(Data about app and page elements)
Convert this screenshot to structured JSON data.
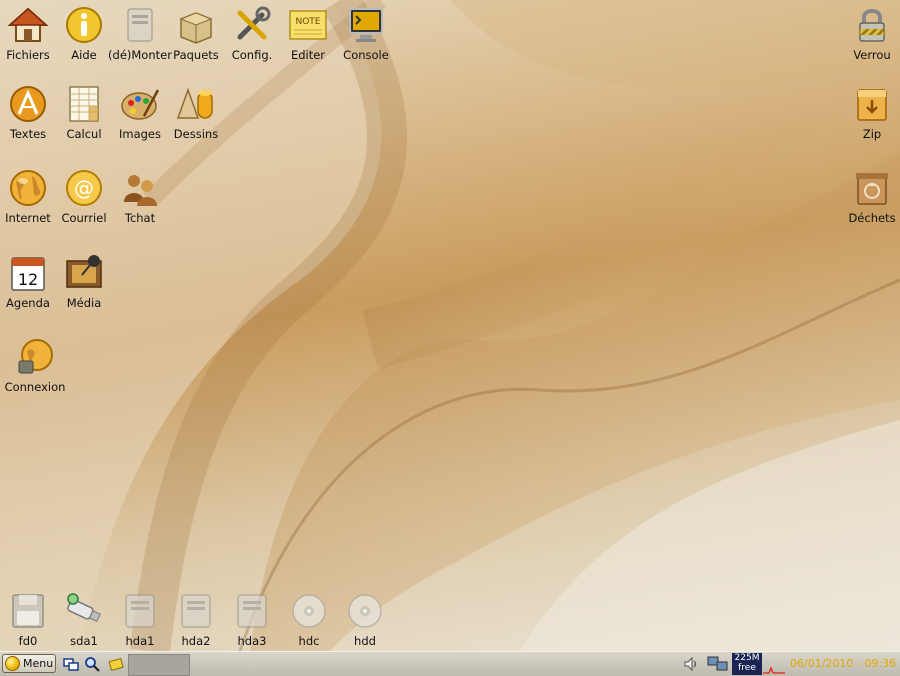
{
  "desktop": {
    "icons_left": [
      {
        "label": "Fichiers",
        "icon": "home-folder-icon"
      },
      {
        "label": "Aide",
        "icon": "info-icon"
      },
      {
        "label": "(dé)Monter",
        "icon": "drive-icon"
      },
      {
        "label": "Paquets",
        "icon": "package-icon"
      },
      {
        "label": "Config.",
        "icon": "tools-icon"
      },
      {
        "label": "Editer",
        "icon": "note-icon"
      },
      {
        "label": "Console",
        "icon": "terminal-icon"
      },
      {
        "label": "Textes",
        "icon": "text-editor-icon"
      },
      {
        "label": "Calcul",
        "icon": "spreadsheet-icon"
      },
      {
        "label": "Images",
        "icon": "palette-icon"
      },
      {
        "label": "Dessins",
        "icon": "shapes-icon"
      },
      {
        "label": "Internet",
        "icon": "globe-icon"
      },
      {
        "label": "Courriel",
        "icon": "email-icon"
      },
      {
        "label": "Tchat",
        "icon": "chat-icon"
      },
      {
        "label": "Agenda",
        "icon": "calendar-icon"
      },
      {
        "label": "Média",
        "icon": "media-icon"
      },
      {
        "label": "Connexion",
        "icon": "connect-icon"
      }
    ],
    "icons_right": [
      {
        "label": "Verrou",
        "icon": "lock-icon"
      },
      {
        "label": "Zip",
        "icon": "zip-box-icon"
      },
      {
        "label": "Déchets",
        "icon": "trash-icon"
      }
    ],
    "drives": [
      {
        "label": "fd0",
        "icon": "floppy-icon"
      },
      {
        "label": "sda1",
        "icon": "usb-drive-icon"
      },
      {
        "label": "hda1",
        "icon": "hard-drive-icon"
      },
      {
        "label": "hda2",
        "icon": "hard-drive-icon"
      },
      {
        "label": "hda3",
        "icon": "hard-drive-icon"
      },
      {
        "label": "hdc",
        "icon": "cdrom-icon"
      },
      {
        "label": "hdd",
        "icon": "cdrom-icon"
      }
    ],
    "calendar_day": "12",
    "note_text": "NOTE"
  },
  "taskbar": {
    "menu_label": "Menu",
    "memory_line1": "225M",
    "memory_line2": "free",
    "clock": "06/01/2010 - 09:36"
  },
  "colors": {
    "clock": "#e0a800",
    "memory_bg": "#1b2352",
    "wallpaper_accent": "#c99c5e"
  }
}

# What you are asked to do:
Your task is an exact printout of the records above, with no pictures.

# Solution for this exercise:
Convert this screenshot to structured JSON data.
{
  "desktop": {
    "icons_left": [
      {
        "label": "Fichiers",
        "icon": "home-folder-icon"
      },
      {
        "label": "Aide",
        "icon": "info-icon"
      },
      {
        "label": "(dé)Monter",
        "icon": "drive-icon"
      },
      {
        "label": "Paquets",
        "icon": "package-icon"
      },
      {
        "label": "Config.",
        "icon": "tools-icon"
      },
      {
        "label": "Editer",
        "icon": "note-icon"
      },
      {
        "label": "Console",
        "icon": "terminal-icon"
      },
      {
        "label": "Textes",
        "icon": "text-editor-icon"
      },
      {
        "label": "Calcul",
        "icon": "spreadsheet-icon"
      },
      {
        "label": "Images",
        "icon": "palette-icon"
      },
      {
        "label": "Dessins",
        "icon": "shapes-icon"
      },
      {
        "label": "Internet",
        "icon": "globe-icon"
      },
      {
        "label": "Courriel",
        "icon": "email-icon"
      },
      {
        "label": "Tchat",
        "icon": "chat-icon"
      },
      {
        "label": "Agenda",
        "icon": "calendar-icon"
      },
      {
        "label": "Média",
        "icon": "media-icon"
      },
      {
        "label": "Connexion",
        "icon": "connect-icon"
      }
    ],
    "icons_right": [
      {
        "label": "Verrou",
        "icon": "lock-icon"
      },
      {
        "label": "Zip",
        "icon": "zip-box-icon"
      },
      {
        "label": "Déchets",
        "icon": "trash-icon"
      }
    ],
    "drives": [
      {
        "label": "fd0",
        "icon": "floppy-icon"
      },
      {
        "label": "sda1",
        "icon": "usb-drive-icon"
      },
      {
        "label": "hda1",
        "icon": "hard-drive-icon"
      },
      {
        "label": "hda2",
        "icon": "hard-drive-icon"
      },
      {
        "label": "hda3",
        "icon": "hard-drive-icon"
      },
      {
        "label": "hdc",
        "icon": "cdrom-icon"
      },
      {
        "label": "hdd",
        "icon": "cdrom-icon"
      }
    ],
    "calendar_day": "12",
    "note_text": "NOTE"
  },
  "taskbar": {
    "menu_label": "Menu",
    "memory_line1": "225M",
    "memory_line2": "free",
    "clock": "06/01/2010 - 09:36"
  },
  "colors": {
    "clock": "#e0a800",
    "memory_bg": "#1b2352",
    "wallpaper_accent": "#c99c5e"
  }
}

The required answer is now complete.